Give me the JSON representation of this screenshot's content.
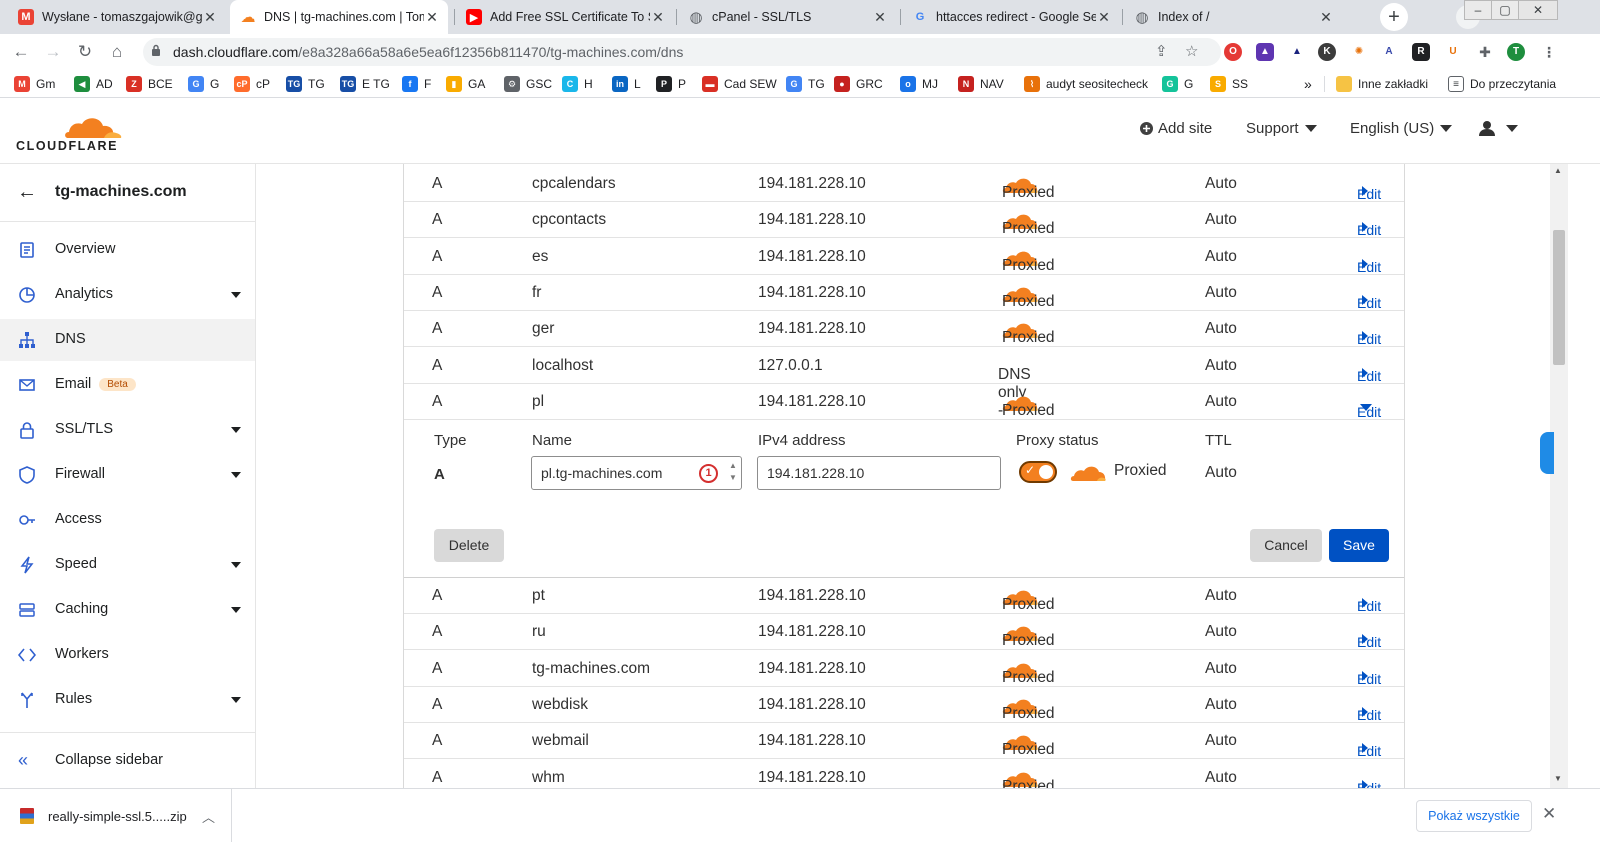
{
  "browser": {
    "tabs": [
      {
        "title": "Wysłane - tomaszgajowik@gm",
        "fav": "M",
        "color": "#ea4335"
      },
      {
        "title": "DNS | tg-machines.com | Toma",
        "fav": "☁",
        "color": "#f38020"
      },
      {
        "title": "Add Free SSL Certificate To Sub",
        "fav": "▶",
        "color": "#ff0000"
      },
      {
        "title": "cPanel - SSL/TLS",
        "fav": "◍",
        "color": "#5f6368"
      },
      {
        "title": "httacces redirect - Google Sear",
        "fav": "G",
        "color": "#4285f4"
      },
      {
        "title": "Index of /",
        "fav": "◍",
        "color": "#5f6368"
      }
    ],
    "url_host": "dash.cloudflare.com",
    "url_path": "/e8a328a66a58a6e5ea6f12356b811470/tg-machines.com/dns",
    "profile_initial": "T",
    "bookmarks": [
      {
        "label": "Gm",
        "color": "#ea4335",
        "glyph": "M"
      },
      {
        "label": "AD",
        "color": "#1e8e3e",
        "glyph": "◀"
      },
      {
        "label": "BCE",
        "color": "#d93025",
        "glyph": "Z"
      },
      {
        "label": "G",
        "color": "#4285f4",
        "glyph": "G"
      },
      {
        "label": "cP",
        "color": "#ff6c2c",
        "glyph": "cP"
      },
      {
        "label": "TG",
        "color": "#174ea6",
        "glyph": "TG"
      },
      {
        "label": "E TG",
        "color": "#174ea6",
        "glyph": "TG"
      },
      {
        "label": "F",
        "color": "#1877f2",
        "glyph": "f"
      },
      {
        "label": "GA",
        "color": "#f9ab00",
        "glyph": "▮"
      },
      {
        "label": "GSC",
        "color": "#5f6368",
        "glyph": "⚙"
      },
      {
        "label": "H",
        "color": "#1ab7ea",
        "glyph": "C"
      },
      {
        "label": "L",
        "color": "#0a66c2",
        "glyph": "in"
      },
      {
        "label": "P",
        "color": "#202124",
        "glyph": "P"
      },
      {
        "label": "Cad SEW",
        "color": "#d93025",
        "glyph": "▬"
      },
      {
        "label": "TG",
        "color": "#4285f4",
        "glyph": "G"
      },
      {
        "label": "GRC",
        "color": "#c5221f",
        "glyph": "●"
      },
      {
        "label": "MJ",
        "color": "#1a73e8",
        "glyph": "o"
      },
      {
        "label": "NAV",
        "color": "#c5221f",
        "glyph": "N"
      },
      {
        "label": "audyt seositecheck",
        "color": "#e8710a",
        "glyph": "⌇"
      },
      {
        "label": "G",
        "color": "#15c39a",
        "glyph": "G"
      },
      {
        "label": "SS",
        "color": "#f9ab00",
        "glyph": "S"
      }
    ],
    "bookmarks_more": "»",
    "other_bookmarks": "Inne zakładki",
    "reading_list": "Do przeczytania"
  },
  "header": {
    "logo_text": "CLOUDFLARE",
    "add_site": "Add site",
    "support": "Support",
    "language": "English (US)"
  },
  "sidebar": {
    "site_name": "tg-machines.com",
    "items": [
      {
        "label": "Overview",
        "icon": "overview-icon",
        "caret": false
      },
      {
        "label": "Analytics",
        "icon": "analytics-icon",
        "caret": true
      },
      {
        "label": "DNS",
        "icon": "dns-icon",
        "caret": false,
        "active": true
      },
      {
        "label": "Email",
        "icon": "email-icon",
        "caret": false,
        "badge": "Beta"
      },
      {
        "label": "SSL/TLS",
        "icon": "lock-icon",
        "caret": true
      },
      {
        "label": "Firewall",
        "icon": "shield-icon",
        "caret": true
      },
      {
        "label": "Access",
        "icon": "access-icon",
        "caret": false
      },
      {
        "label": "Speed",
        "icon": "bolt-icon",
        "caret": true
      },
      {
        "label": "Caching",
        "icon": "caching-icon",
        "caret": true
      },
      {
        "label": "Workers",
        "icon": "workers-icon",
        "caret": false
      },
      {
        "label": "Rules",
        "icon": "rules-icon",
        "caret": true
      }
    ],
    "collapse_label": "Collapse sidebar"
  },
  "dns": {
    "rows_before": [
      {
        "type": "A",
        "name": "cpcalendars",
        "content": "194.181.228.10",
        "proxy": "Proxied",
        "proxied": true,
        "ttl": "Auto",
        "edit": "Edit"
      },
      {
        "type": "A",
        "name": "cpcontacts",
        "content": "194.181.228.10",
        "proxy": "Proxied",
        "proxied": true,
        "ttl": "Auto",
        "edit": "Edit"
      },
      {
        "type": "A",
        "name": "es",
        "content": "194.181.228.10",
        "proxy": "Proxied",
        "proxied": true,
        "ttl": "Auto",
        "edit": "Edit"
      },
      {
        "type": "A",
        "name": "fr",
        "content": "194.181.228.10",
        "proxy": "Proxied",
        "proxied": true,
        "ttl": "Auto",
        "edit": "Edit"
      },
      {
        "type": "A",
        "name": "ger",
        "content": "194.181.228.10",
        "proxy": "Proxied",
        "proxied": true,
        "ttl": "Auto",
        "edit": "Edit"
      },
      {
        "type": "A",
        "name": "localhost",
        "content": "127.0.0.1",
        "proxy": "DNS only - local IP",
        "proxied": false,
        "ttl": "Auto",
        "edit": "Edit"
      },
      {
        "type": "A",
        "name": "pl",
        "content": "194.181.228.10",
        "proxy": "Proxied",
        "proxied": true,
        "ttl": "Auto",
        "edit": "Edit",
        "expanded": true
      }
    ],
    "editor": {
      "type_label": "Type",
      "name_label": "Name",
      "address_label": "IPv4 address",
      "proxy_label": "Proxy status",
      "ttl_label": "TTL",
      "type_value": "A",
      "name_value": "pl.tg-machines.com",
      "address_value": "194.181.228.10",
      "proxy_value": "Proxied",
      "ttl_value": "Auto",
      "badge": "1",
      "delete": "Delete",
      "cancel": "Cancel",
      "save": "Save"
    },
    "rows_after": [
      {
        "type": "A",
        "name": "pt",
        "content": "194.181.228.10",
        "proxy": "Proxied",
        "proxied": true,
        "ttl": "Auto",
        "edit": "Edit"
      },
      {
        "type": "A",
        "name": "ru",
        "content": "194.181.228.10",
        "proxy": "Proxied",
        "proxied": true,
        "ttl": "Auto",
        "edit": "Edit"
      },
      {
        "type": "A",
        "name": "tg-machines.com",
        "content": "194.181.228.10",
        "proxy": "Proxied",
        "proxied": true,
        "ttl": "Auto",
        "edit": "Edit"
      },
      {
        "type": "A",
        "name": "webdisk",
        "content": "194.181.228.10",
        "proxy": "Proxied",
        "proxied": true,
        "ttl": "Auto",
        "edit": "Edit"
      },
      {
        "type": "A",
        "name": "webmail",
        "content": "194.181.228.10",
        "proxy": "Proxied",
        "proxied": true,
        "ttl": "Auto",
        "edit": "Edit"
      },
      {
        "type": "A",
        "name": "whm",
        "content": "194.181.228.10",
        "proxy": "Proxied",
        "proxied": true,
        "ttl": "Auto",
        "edit": "Edit"
      }
    ]
  },
  "downloads": {
    "file": "really-simple-ssl.5.....zip",
    "show_all": "Pokaż wszystkie"
  },
  "colors": {
    "accent": "#0051c3",
    "cloud": "#f38020"
  }
}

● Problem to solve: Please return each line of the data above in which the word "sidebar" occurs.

● Problem solution:
  "sidebar": {
    "collapse_label": "Collapse sidebar"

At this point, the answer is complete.